Problem to work on — Word for word, retype every record in the listing.

Records provided —

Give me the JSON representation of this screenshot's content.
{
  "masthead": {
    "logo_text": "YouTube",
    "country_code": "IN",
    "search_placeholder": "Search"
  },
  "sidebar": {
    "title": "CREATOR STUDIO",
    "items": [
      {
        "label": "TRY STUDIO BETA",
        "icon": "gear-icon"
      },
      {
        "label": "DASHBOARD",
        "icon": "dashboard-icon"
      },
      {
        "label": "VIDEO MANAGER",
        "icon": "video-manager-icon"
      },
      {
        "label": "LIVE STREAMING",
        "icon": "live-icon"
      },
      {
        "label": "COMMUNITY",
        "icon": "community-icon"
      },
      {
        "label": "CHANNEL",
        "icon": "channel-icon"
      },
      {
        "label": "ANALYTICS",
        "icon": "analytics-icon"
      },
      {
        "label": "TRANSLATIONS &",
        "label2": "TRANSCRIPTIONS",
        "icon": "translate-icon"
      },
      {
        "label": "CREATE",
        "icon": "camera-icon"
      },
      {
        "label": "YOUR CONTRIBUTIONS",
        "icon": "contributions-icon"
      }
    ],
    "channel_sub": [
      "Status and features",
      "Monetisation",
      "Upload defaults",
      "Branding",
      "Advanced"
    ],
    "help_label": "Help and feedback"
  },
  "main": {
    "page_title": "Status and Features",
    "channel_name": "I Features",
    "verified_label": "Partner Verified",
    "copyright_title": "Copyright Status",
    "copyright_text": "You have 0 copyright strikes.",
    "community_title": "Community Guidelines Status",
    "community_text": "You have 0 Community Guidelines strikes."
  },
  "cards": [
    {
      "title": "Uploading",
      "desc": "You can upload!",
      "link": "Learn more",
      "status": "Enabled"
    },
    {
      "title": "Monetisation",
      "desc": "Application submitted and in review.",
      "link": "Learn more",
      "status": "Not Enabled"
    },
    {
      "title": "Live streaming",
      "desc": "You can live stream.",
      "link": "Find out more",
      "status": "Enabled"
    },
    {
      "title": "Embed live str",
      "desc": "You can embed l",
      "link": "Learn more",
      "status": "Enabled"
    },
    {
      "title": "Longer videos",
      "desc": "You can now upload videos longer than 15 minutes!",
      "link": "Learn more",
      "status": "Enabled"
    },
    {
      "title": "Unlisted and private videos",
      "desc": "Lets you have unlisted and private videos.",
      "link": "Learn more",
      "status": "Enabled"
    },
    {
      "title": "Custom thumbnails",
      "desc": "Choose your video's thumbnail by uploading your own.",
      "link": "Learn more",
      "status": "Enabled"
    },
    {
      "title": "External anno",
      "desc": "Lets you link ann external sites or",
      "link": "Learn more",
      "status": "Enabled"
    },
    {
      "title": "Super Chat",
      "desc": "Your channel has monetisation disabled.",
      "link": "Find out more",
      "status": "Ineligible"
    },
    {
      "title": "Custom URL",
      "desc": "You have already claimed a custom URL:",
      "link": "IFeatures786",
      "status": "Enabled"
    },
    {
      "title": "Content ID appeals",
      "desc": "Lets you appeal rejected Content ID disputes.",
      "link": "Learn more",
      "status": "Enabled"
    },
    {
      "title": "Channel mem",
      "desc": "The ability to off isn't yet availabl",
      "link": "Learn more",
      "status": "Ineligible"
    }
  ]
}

Response to this exercise —
Give me the JSON representation of this screenshot's content.
{
  "masthead": {
    "logo_text": "YouTube",
    "country_code": "IN",
    "search_placeholder": "Search"
  },
  "sidebar": {
    "title": "CREATOR STUDIO",
    "items": [
      {
        "label": "TRY STUDIO BETA",
        "icon": "gear-icon"
      },
      {
        "label": "DASHBOARD",
        "icon": "dashboard-icon"
      },
      {
        "label": "VIDEO MANAGER",
        "icon": "video-manager-icon"
      },
      {
        "label": "LIVE STREAMING",
        "icon": "live-icon"
      },
      {
        "label": "COMMUNITY",
        "icon": "community-icon"
      },
      {
        "label": "CHANNEL",
        "icon": "channel-icon"
      },
      {
        "label": "ANALYTICS",
        "icon": "analytics-icon"
      },
      {
        "label": "TRANSLATIONS &",
        "label2": "TRANSCRIPTIONS",
        "icon": "translate-icon"
      },
      {
        "label": "CREATE",
        "icon": "camera-icon"
      },
      {
        "label": "YOUR CONTRIBUTIONS",
        "icon": "contributions-icon"
      }
    ],
    "channel_sub": [
      "Status and features",
      "Monetisation",
      "Upload defaults",
      "Branding",
      "Advanced"
    ],
    "help_label": "Help and feedback"
  },
  "main": {
    "page_title": "Status and Features",
    "channel_name": "I Features",
    "verified_label": "Partner Verified",
    "copyright_title": "Copyright Status",
    "copyright_text": "You have 0 copyright strikes.",
    "community_title": "Community Guidelines Status",
    "community_text": "You have 0 Community Guidelines strikes."
  },
  "cards": [
    {
      "title": "Uploading",
      "desc": "You can upload!",
      "link": "Learn more",
      "status": "Enabled"
    },
    {
      "title": "Monetisation",
      "desc": "Application submitted and in review.",
      "link": "Learn more",
      "status": "Not Enabled"
    },
    {
      "title": "Live streaming",
      "desc": "You can live stream.",
      "link": "Find out more",
      "status": "Enabled"
    },
    {
      "title": "Embed live str",
      "desc": "You can embed l",
      "link": "Learn more",
      "status": "Enabled"
    },
    {
      "title": "Longer videos",
      "desc": "You can now upload videos longer than 15 minutes!",
      "link": "Learn more",
      "status": "Enabled"
    },
    {
      "title": "Unlisted and private videos",
      "desc": "Lets you have unlisted and private videos.",
      "link": "Learn more",
      "status": "Enabled"
    },
    {
      "title": "Custom thumbnails",
      "desc": "Choose your video's thumbnail by uploading your own.",
      "link": "Learn more",
      "status": "Enabled"
    },
    {
      "title": "External anno",
      "desc": "Lets you link ann external sites or",
      "link": "Learn more",
      "status": "Enabled"
    },
    {
      "title": "Super Chat",
      "desc": "Your channel has monetisation disabled.",
      "link": "Find out more",
      "status": "Ineligible"
    },
    {
      "title": "Custom URL",
      "desc": "You have already claimed a custom URL:",
      "link": "IFeatures786",
      "status": "Enabled"
    },
    {
      "title": "Content ID appeals",
      "desc": "Lets you appeal rejected Content ID disputes.",
      "link": "Learn more",
      "status": "Enabled"
    },
    {
      "title": "Channel mem",
      "desc": "The ability to off isn't yet availabl",
      "link": "Learn more",
      "status": "Ineligible"
    }
  ]
}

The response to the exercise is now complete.